Among the lines below, tally those that hold "getInstance". Return the number and nothing more.

══ Dataset ══

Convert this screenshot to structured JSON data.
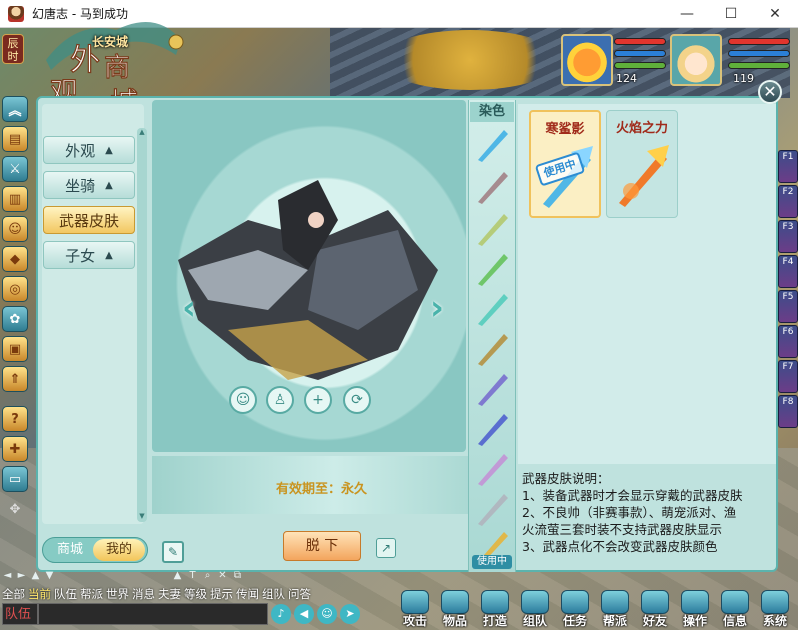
{
  "window": {
    "title": "幻唐志 - 马到成功",
    "minimize": "—",
    "maximize": "☐",
    "close": "✕"
  },
  "hud": {
    "time_badge": "辰时",
    "city": "长安城",
    "shop_title": [
      "外",
      "观",
      "商",
      "城"
    ],
    "pet_level": "124",
    "hero_level": "119"
  },
  "right_fkeys": [
    "F1",
    "F2",
    "F3",
    "F4",
    "F5",
    "F6",
    "F7",
    "F8"
  ],
  "mall": {
    "close": "✕",
    "categories": [
      {
        "label": "外观",
        "chevron": "▲"
      },
      {
        "label": "坐骑",
        "chevron": "▲"
      },
      {
        "label": "武器皮肤",
        "chevron": ""
      },
      {
        "label": "子女",
        "chevron": "▲"
      }
    ],
    "tabs": {
      "mall": "商城",
      "mine": "我的"
    },
    "validity": "有效期至：永久",
    "unequip": "脱 下",
    "dye_label": "染色",
    "dye_in_use": "使用中",
    "skins": [
      {
        "name": "寒鲨影",
        "status": "使用中"
      },
      {
        "name": "火焰之力"
      }
    ],
    "description": [
      "武器皮肤说明：",
      "1、装备武器时才会显示穿戴的武器皮肤",
      "2、不良帅（非赛事款）、萌宠派对、渔",
      "火流萤三套时装不支持武器皮肤显示",
      "3、武器点化不会改变武器皮肤颜色"
    ]
  },
  "chat": {
    "channels": [
      "全部",
      "当前",
      "队伍",
      "帮派",
      "世界",
      "消息",
      "夫妻",
      "等级",
      "提示",
      "传闻",
      "组队",
      "问答"
    ],
    "selected_channel": "队伍"
  },
  "actions": [
    "攻击",
    "物品",
    "打造",
    "组队",
    "任务",
    "帮派",
    "好友",
    "操作",
    "信息",
    "系统"
  ],
  "colors": {
    "panel": "#bfe2de",
    "accent": "#f2c761",
    "validity": "#c9941f"
  }
}
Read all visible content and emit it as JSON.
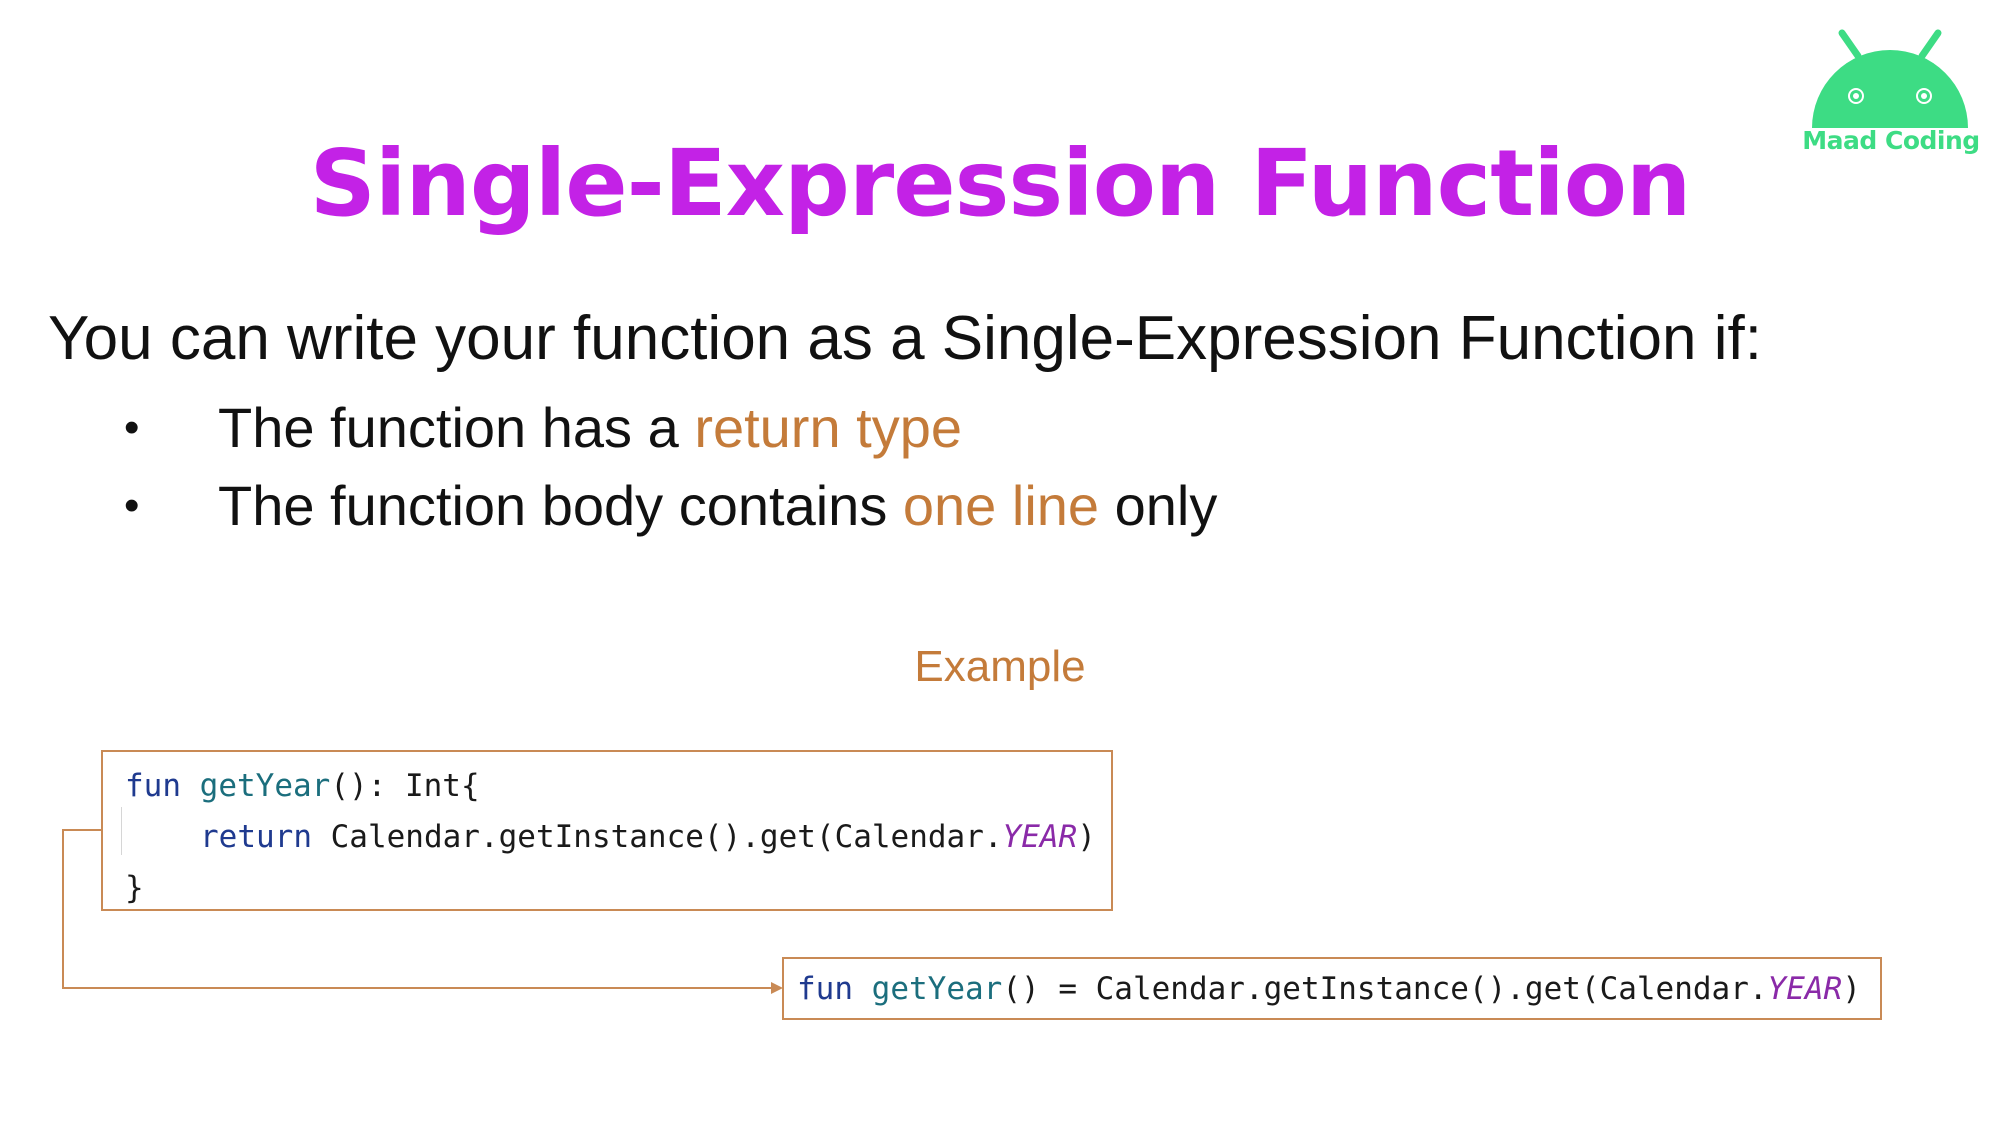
{
  "title": "Single-Expression Function",
  "intro": "You can write your function as a Single-Expression Function if:",
  "bullets": [
    {
      "dot": "•",
      "before": "The function has a ",
      "highlight": "return type",
      "after": ""
    },
    {
      "dot": "•",
      "before": "The function body contains ",
      "highlight": "one line",
      "after": " only"
    }
  ],
  "example_label": "Example",
  "code_block": {
    "line1": {
      "kw": "fun",
      "fn": "getYear",
      "rest": "(): Int{"
    },
    "line2": {
      "kw": "return",
      "rest": " Calendar.getInstance().get(Calendar.",
      "prop": "YEAR",
      "end": ")"
    },
    "line3": "}"
  },
  "code_single": {
    "kw": "fun",
    "fn": "getYear",
    "rest": "() = Calendar.getInstance().get(Calendar.",
    "prop": "YEAR",
    "end": ")"
  },
  "logo": {
    "text": "Maad Coding",
    "icon": "android-robot-icon",
    "color": "#3ddc84"
  },
  "colors": {
    "title": "#c322e6",
    "accent": "#c47b3a",
    "keyword": "#1f3a8f",
    "function": "#1b6e7d",
    "constant": "#8a2aa8"
  }
}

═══

# [Written answer]
2